Are newcomers to our area shunning the Illinois Quad Cities because taxes are too low? That seems to be the argument used by the Quad City Times and other supporters of the 1 percent school sales tax who claim newcomers look to the Iowa Quad Cities because their schools look better. As always, WE HAVE A DIFFERENT IDEA! When prospective buyers look at property they are given a sheet of information THAT INCLUDES THE PROPERTY TAXES PAID! Property taxes are higher in Rock Island County, among the highest in the nation. Rock Island County is 346th out of 3,143 United States counties in order of median property taxes, Scott County is still high at 556th but better than Rock Island County.
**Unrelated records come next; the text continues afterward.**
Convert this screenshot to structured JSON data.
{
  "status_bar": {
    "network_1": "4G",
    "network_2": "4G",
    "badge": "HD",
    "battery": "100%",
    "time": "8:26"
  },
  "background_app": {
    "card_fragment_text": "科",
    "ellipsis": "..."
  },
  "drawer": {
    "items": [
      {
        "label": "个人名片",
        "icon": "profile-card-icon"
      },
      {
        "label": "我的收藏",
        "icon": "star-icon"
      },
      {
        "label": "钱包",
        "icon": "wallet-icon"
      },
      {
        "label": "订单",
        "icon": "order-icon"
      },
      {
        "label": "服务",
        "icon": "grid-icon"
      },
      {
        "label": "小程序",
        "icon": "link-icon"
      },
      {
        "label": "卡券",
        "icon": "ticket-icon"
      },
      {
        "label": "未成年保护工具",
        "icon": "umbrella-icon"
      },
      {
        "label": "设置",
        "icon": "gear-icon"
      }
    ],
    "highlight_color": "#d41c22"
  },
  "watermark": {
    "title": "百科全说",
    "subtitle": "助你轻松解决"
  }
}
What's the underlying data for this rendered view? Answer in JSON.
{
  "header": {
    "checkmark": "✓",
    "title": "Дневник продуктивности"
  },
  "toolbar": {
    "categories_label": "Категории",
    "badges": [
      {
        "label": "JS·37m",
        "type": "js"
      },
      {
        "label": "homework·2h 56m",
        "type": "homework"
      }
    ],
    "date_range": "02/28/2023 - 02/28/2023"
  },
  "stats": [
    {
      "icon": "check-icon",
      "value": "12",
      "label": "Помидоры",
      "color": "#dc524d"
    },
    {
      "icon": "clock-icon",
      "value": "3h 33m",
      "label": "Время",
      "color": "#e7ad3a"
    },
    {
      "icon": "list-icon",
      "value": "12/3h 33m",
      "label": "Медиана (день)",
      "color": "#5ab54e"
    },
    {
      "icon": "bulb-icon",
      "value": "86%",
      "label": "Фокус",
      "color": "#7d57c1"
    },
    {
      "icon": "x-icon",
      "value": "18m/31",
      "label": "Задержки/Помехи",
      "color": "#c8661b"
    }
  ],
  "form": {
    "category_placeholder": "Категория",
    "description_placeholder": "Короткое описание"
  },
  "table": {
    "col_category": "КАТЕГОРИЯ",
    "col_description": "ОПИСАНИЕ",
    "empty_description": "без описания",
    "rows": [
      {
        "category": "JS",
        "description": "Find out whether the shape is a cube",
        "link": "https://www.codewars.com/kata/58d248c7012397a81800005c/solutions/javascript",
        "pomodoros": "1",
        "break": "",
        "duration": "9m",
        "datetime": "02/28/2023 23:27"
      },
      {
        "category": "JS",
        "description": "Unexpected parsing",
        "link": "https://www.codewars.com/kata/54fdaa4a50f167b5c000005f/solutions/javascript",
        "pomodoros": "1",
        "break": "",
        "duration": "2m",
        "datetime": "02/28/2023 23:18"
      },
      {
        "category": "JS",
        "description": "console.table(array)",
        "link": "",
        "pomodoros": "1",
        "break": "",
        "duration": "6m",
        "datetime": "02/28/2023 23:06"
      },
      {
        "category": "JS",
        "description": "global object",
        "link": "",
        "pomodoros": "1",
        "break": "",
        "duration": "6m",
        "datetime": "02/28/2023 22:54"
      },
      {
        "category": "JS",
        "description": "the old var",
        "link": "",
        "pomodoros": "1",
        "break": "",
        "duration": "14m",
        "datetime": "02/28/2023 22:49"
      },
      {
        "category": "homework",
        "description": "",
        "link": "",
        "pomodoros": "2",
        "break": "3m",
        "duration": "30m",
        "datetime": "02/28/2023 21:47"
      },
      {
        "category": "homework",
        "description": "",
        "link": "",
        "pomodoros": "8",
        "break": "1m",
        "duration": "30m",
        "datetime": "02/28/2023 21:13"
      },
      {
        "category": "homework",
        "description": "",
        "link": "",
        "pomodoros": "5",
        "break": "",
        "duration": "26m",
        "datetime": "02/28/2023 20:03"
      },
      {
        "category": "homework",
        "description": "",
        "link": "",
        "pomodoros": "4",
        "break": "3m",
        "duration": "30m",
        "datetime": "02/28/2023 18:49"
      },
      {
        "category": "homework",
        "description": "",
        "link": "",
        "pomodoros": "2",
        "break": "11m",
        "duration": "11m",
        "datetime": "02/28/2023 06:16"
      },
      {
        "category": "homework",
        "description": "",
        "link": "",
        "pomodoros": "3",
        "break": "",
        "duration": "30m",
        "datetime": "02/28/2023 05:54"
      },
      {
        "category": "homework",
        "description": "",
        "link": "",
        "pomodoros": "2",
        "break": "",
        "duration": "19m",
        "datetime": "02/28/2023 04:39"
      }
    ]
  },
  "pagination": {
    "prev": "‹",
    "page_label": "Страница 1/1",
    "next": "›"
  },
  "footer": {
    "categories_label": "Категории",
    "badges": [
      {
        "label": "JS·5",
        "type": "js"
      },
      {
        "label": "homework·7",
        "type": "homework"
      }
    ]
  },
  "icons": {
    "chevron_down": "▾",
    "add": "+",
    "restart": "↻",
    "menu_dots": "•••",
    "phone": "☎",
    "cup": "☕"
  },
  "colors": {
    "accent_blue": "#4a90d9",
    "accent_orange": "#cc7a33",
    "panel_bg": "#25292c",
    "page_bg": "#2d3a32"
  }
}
Rock Island County is 241st out of 3,143 United States counties for property taxes as a percentage of median income, Scott County is 556th. We contend that prospective home buyers compare property and other taxes and fees and choose to live in Iowa because so many taxes are lower there. Raising the sales tax in Rock Island will only make a bad situation worse.
Saturday, January 3, 2015
To no one's surprise the January 3 Quad City Times endorsed the 1 percent sales tax for schools in the April 7, Rock Island County election. Be not dismayed. The Quad City Times made the same endorsement using the same false arguments in 2009 and 2014. We only need, once again, to point out the fallacies used by the Quad City Times and other supporters of this unfair tax. The Quad City Times, and others, make the claim "many new arrivals to the Quad Cities summarily discount Illinois-side towns when they compare public schools". We make the case that many new arrivals summarily discount Illinois-side towns when they compare property taxes. We agree that the 1 percent school sales tax in Scott County is not harming their tax revenue because that only raised Iowa's sales tax to the level of Illinois. In some cases the Iowa sales tax is still lower than that in Illinois, especially lower than the sales tax in Moline and Rock Island restaurants (the sales tax would be 10 percent, how much will diners pay in taxes before they go where the sales tax is only 7 percent?). Raising the sales tax in Rock Island County will send many prudent shoppers to Iowa which will further help Iowa businesses, schools and roads. The state of Illinois and other governments will see less sales tax revenue, Rock Island County businesses will lose sales. Rock Island County school property taxes will continue to rise much faster than the rate of inflation. Our school test scores will not improve. And one final sure-fire prediction OUR SCHOOLS WILL CONTINUE TO CLAIM THEY NEED MORE MONEY!
Friday, January 2, 2015
On January 1 the Quad City Times printed two very contradictory "Wishes For 2015" back to back. "For Illinois Q-C students ... Rock Island County voters give their schoolchildren the same support Scott County voters have extended for more than a decade with the one percent sales tax for education. "Immediately followed by the wish "For taxpayers ... Legislators accept the ample revenue streams drawn from existing property and income taxes, then cease and desist discussions to add gas taxes, user fees or any new levies." Does the Quad City Times see the contrast between these two opposite wishes? Our Rock Island County schools should have a very ample revenue stream. We pay among the highest property taxes in the nation. Every expansion of gambling in Illinois and most of our tax increases have all been "for the children" yet our schools continue to decline. Could it be that more money might not be the answer?